“I’ve been giving presentations on China and recycling for the past four decades,” says Miller, who has in the past worked with the U.S. Environmental Protection Agency (EPA), the glass packaging industry and the National Waste & Recycling Association (NWRA). “Shortly after China announced the ban, I started tracking mills that announced they'd use recycled fiber. Pratt Industries first announced its new plant opening in October, and then other facilities announced either new machines or new additions to what they were taking.”
Conyers, Georgia-based Pratt Industries' new Wapakoneta, Ohio, facility is expected to open in the fourth quarter of 2019. Hong Kong-based Nine Dragons Paper (Holdings) Ltd. also is converting existing machines and building new recycled pulp capacity at facilities in Biron, Wisconsin, Rumford, Maine, and Fairmont, West Virginia. Wisconsin-based Green Bay Packaging, Kingsey Falls, Quebec-based Cascades and Port Townsend, Washington-based Port Townsend Paper also are among the mills expanding capacity for old corrugated containers (OCC) and residential mixed paper.
The list “clearly points out a very natural result of this market turmoil," Miller says. “There’s a lot of raw material looking for a home."
He says what’s happening today in the market is no different from the market “collapse” in 1990, when municipal programs expanded from “under 1,000 to 5,000” in a few short years flooding the market as a result of recycling mandates.
“Markets always rebound," Miller says. "There’s a lot of entrepreneurs looking to use this as a raw material."
OCC is the primary recycled fiber for most of the new capacity; however, capacity for residential mixed paper is expanding “significantly.” At least six of the facilities are or have plans to process more residential mixed paper per year, which should drive up prices for mixed paper, Miller says.
Opening in 2021, Green Bay Packaging's new mill will have the capacity to process 685,000 tons of OCC and residential mixed paper per year. Also slated to open in 2021, Cascades' facility in Hanover, Virginia, will have the capacity to process 400,000 metric tons per year.

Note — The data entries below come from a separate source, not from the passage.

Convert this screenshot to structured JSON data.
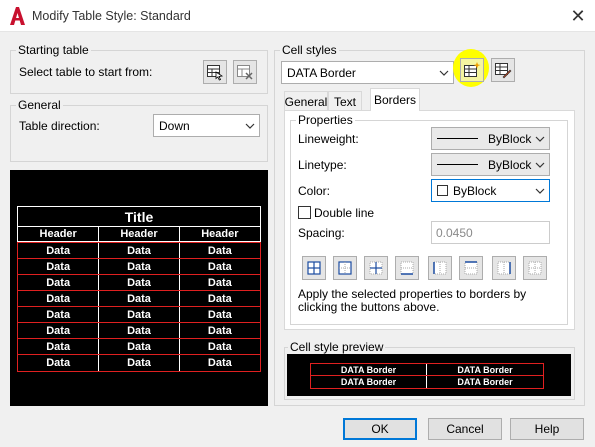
{
  "window": {
    "title": "Modify Table Style: Standard",
    "close_glyph": "✕"
  },
  "starting_table": {
    "group_label": "Starting table",
    "prompt": "Select table to start from:"
  },
  "general": {
    "group_label": "General",
    "direction_label": "Table direction:",
    "direction_value": "Down"
  },
  "table_preview": {
    "title": "Title",
    "headers": [
      "Header",
      "Header",
      "Header"
    ],
    "data_rows": [
      [
        "Data",
        "Data",
        "Data"
      ],
      [
        "Data",
        "Data",
        "Data"
      ],
      [
        "Data",
        "Data",
        "Data"
      ],
      [
        "Data",
        "Data",
        "Data"
      ],
      [
        "Data",
        "Data",
        "Data"
      ],
      [
        "Data",
        "Data",
        "Data"
      ],
      [
        "Data",
        "Data",
        "Data"
      ],
      [
        "Data",
        "Data",
        "Data"
      ]
    ]
  },
  "cell_styles": {
    "group_label": "Cell styles",
    "selected": "DATA Border",
    "tabs": [
      "General",
      "Text",
      "Borders"
    ],
    "active_tab": "Borders"
  },
  "properties": {
    "group_label": "Properties",
    "lineweight_label": "Lineweight:",
    "lineweight_value": "ByBlock",
    "linetype_label": "Linetype:",
    "linetype_value": "ByBlock",
    "color_label": "Color:",
    "color_value": "ByBlock",
    "double_line_label": "Double line",
    "spacing_label": "Spacing:",
    "spacing_value": "0.0450",
    "help_text": "Apply the selected properties to borders by clicking the buttons above."
  },
  "cell_style_preview": {
    "group_label": "Cell style preview",
    "rows": [
      [
        "DATA Border",
        "DATA Border"
      ],
      [
        "DATA Border",
        "DATA Border"
      ]
    ]
  },
  "footer": {
    "ok": "OK",
    "cancel": "Cancel",
    "help": "Help"
  },
  "colors": {
    "highlight": "#ffff00",
    "accent": "#0078d7",
    "red_border": "#e02020",
    "app_red": "#c8102e"
  }
}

“The immediate impact has primarily been mills using OCC as a raw material are capable of using residential mixed paper,” Miller says. “They have the ability to do that in the way they do their pulping system.”
He adds, “It does create additional domestic markets, which is very important. We’re seeing bigger, new capacity, which will help stabilize the markets. It certainly increases the ability to use paper domestically. It’s our raw material instead of somebody else’s.”
Other mills, including Nine Dragons and Shanying, Ballard County, Kentucky, are building new capacity for recycled pulp to export to China. The list also includes Ecomelida, Orangeburg County, South Carolina, which processes food and beverage packaging and other paper mill pulp byproducts into plastic pellets.
“As the new mills and new machines open up, it will help stabilize prices and it creates a new domestic market,” Miller says. “Right now, the market is doing what markets always do. It’s responding to an opportunity, and the opportunity is recycled paper as an inexpensive raw material.”